Christianity, despite having been born more than 2000 years ago in Palestine, is not the most archaic of the world religions. It is a monotheistic religion, based on the son of God sent by him to the Earth, Jesus Christ. He was called Christ (the Christ) as the word itself, deriving from Greek, means “the Anointed”, which was an honorific title because the ancient Middle East kings, priests, and prophets were generally chosen and consecrated by anointing with aromatic oils. In Hebrew, the term is Messiah. Jesus dies on the cross after being incarnated as a man and having actively participated in the life of his people through his message of love, selflessness, and faith. He leaves a great number of believers and followers, i.e. Christians, who continue spreading his message of love and forgiveness.
But which are the oldest churches in the world that hosted the first true Christians?
Let’s find this out together!
10. Church of Dura-Europos – Dura- Europos, Syria: 241 AD
Apparently, it is a house converted into a place of worship and, therefore, considered the first of its kind. Abandoned after the Persian conquest of the city, it still has some frescoes inside, probably the oldest in Christianity.

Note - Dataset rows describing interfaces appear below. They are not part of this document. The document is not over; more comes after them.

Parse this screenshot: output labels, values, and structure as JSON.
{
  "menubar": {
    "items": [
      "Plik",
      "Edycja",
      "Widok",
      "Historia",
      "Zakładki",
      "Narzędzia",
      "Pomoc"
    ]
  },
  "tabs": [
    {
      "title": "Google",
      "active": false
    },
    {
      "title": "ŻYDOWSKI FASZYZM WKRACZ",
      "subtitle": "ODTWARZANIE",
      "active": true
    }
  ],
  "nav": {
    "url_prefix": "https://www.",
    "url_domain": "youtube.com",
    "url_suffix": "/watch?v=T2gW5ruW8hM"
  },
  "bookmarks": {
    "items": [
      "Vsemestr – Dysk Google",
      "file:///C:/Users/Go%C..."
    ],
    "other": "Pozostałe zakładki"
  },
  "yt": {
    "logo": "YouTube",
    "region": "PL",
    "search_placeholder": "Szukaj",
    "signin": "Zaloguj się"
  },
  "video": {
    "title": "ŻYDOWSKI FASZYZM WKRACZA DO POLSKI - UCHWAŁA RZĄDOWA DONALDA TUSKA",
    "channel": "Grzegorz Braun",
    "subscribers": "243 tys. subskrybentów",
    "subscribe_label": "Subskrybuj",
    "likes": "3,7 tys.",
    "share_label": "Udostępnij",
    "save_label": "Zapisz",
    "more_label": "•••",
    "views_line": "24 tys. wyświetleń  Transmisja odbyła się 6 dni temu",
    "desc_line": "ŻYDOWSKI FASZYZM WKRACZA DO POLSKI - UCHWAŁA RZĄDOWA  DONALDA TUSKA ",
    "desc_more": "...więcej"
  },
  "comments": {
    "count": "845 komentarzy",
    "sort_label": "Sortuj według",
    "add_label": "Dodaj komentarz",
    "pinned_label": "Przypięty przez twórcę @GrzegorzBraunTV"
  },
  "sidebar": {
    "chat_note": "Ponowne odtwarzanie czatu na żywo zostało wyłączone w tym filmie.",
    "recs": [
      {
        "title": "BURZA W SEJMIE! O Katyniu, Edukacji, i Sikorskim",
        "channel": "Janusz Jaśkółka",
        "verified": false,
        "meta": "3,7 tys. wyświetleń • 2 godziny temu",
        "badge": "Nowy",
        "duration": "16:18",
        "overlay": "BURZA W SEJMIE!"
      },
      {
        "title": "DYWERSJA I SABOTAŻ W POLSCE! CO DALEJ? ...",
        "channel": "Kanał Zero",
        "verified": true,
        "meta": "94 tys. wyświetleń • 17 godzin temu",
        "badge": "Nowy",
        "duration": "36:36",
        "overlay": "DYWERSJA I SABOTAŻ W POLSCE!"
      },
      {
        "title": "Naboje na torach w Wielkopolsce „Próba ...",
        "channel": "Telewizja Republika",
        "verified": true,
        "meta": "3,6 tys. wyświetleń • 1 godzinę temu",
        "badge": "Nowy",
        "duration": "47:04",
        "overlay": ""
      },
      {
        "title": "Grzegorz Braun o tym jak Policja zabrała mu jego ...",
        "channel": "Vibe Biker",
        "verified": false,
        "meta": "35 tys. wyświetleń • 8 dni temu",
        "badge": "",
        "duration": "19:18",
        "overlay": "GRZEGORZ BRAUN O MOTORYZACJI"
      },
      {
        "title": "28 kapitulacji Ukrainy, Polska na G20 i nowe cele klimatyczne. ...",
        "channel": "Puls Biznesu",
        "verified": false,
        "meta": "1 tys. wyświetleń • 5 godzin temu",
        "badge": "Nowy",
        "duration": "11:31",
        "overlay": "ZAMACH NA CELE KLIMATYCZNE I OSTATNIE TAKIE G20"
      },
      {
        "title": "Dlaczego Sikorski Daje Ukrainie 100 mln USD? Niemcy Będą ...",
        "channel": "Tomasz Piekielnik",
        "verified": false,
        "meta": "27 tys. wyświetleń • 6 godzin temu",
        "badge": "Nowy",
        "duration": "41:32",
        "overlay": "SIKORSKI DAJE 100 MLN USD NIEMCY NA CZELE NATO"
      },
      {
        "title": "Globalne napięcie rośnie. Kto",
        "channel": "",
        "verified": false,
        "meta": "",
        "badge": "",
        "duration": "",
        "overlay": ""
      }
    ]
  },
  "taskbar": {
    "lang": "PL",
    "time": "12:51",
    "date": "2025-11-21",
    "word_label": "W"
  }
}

The “good shepherd”, the “healing of the paralytic”, and “Christ and Peter walking on the water” are the oldest descriptions of Jesus Christ.
9. Chora Church – Istanbul, Turkey: 4th century
It is a very old Byzantine church, converted into a mosque in the 16th century during the Ottoman occupation. It has been a museum since 1948. Inside, there are some of the oldest surviving Byzantine mosaics and frescoes.
8. Church of Our Lady Mary of Zyon – Axum, Ethiopia: 4th century
Rebuilt several times over the centuries, the Emperors of Ethiopia were traditionally crowned here. It is an important pilgrimage center for Ethiopian Orthodox Christians.
7. Stavrovouni Monastery – Larnaca, Cyprus: 327/329 AD
Here you can admire one of the remaining pieces of the Holy Cross, found by Saint Helena, its founder, returning from the Holy Land. It is one of the oldest Christian places of worship in the world.
6. St. Peter’s Basilica – Rome / Vatican City – Italy / Vatican State: 333 AD
Symbol of the Vatican State, it crowns the monumental St. Peter’s Square. It is the largest of the four papal basilicas of Rome. As a Pontifical Chapel, it is the seat of the main manifestations of Catholic worship.
Legend has it that the apostle Peter, the first Pope, is buried here. It’s, obviously, a pilgrimage destination as well as one of the favorite places for art lovers. Contrary to popular belief, it’s not the cathedral church of the Roman diocese.
5. Basilica of the Holy Sepulcher – Jerusalem, Palestine: 335 AD
Built on the site that tradition indicates as that of the crucifixion, anointing, burial, and resurrection of Jesus, it is located within the walls of the Old City of Jerusalem. This church incorporates, both, what is believed to be the “hill of Golgotha”, the place of the crucifixion, and the tomb carved into the rock, where the New Testament reports the burial of Jesus.
The Holy Sepulcher is one of the essential destinations for pilgrims who visit the Holy Land. It’s the only place of which existence there is archaeological evidence dating back just a hundred years after the death of Jesus. Today, it’s the seat of the Orthodox Patriarchate of Jerusalem.
4. Trier Cathedral – Trier, Germany: 340 AD
The oldest cathedral in the country stands on the remains of a luxurious Roman home. The best-known relic kept in this cathedral is the Holy Robe, which is kept in a special building, in a wooden container protected by safety glass, and is exhibited to the public only on rare occasions. This cathedral also preserves the skull of Saint Helena, the mother of Emperor Constantine.
3. Monastery of Saint Anthony – Desert, Egypt: 356 AD
Partially destroyed in the 11th century, very little remains of the original structure of this monastery. Hidden in the mountains of the Red Sea, it was built by the followers of Saint Anthony, who was considered the first Christian monk.
2. Basilica of Saint Lawrence – Milan, Italy, 364 AD
This basilica is located in Milan, in Corso di Porta Ticinese, in front of the columns of San Lorenzo (Saint Lawrence) that were once part of the portico in front of the church itself. It’s one of the oldest churches in Milan. It has an impressive pipe organ.
1. Basilica of St. Paul Outside the Walls – Rome, Italy, 386 AD
It is one of the four papal basilicas of Rome and the second largest after St. Peter’s. It rises near the left bank of the Tiber, about 2 km outside the Aurelian walls (hence its name). According to a legend, it was built on the burial site of the apostle Paul which is why it has always been a destination for pilgrimages.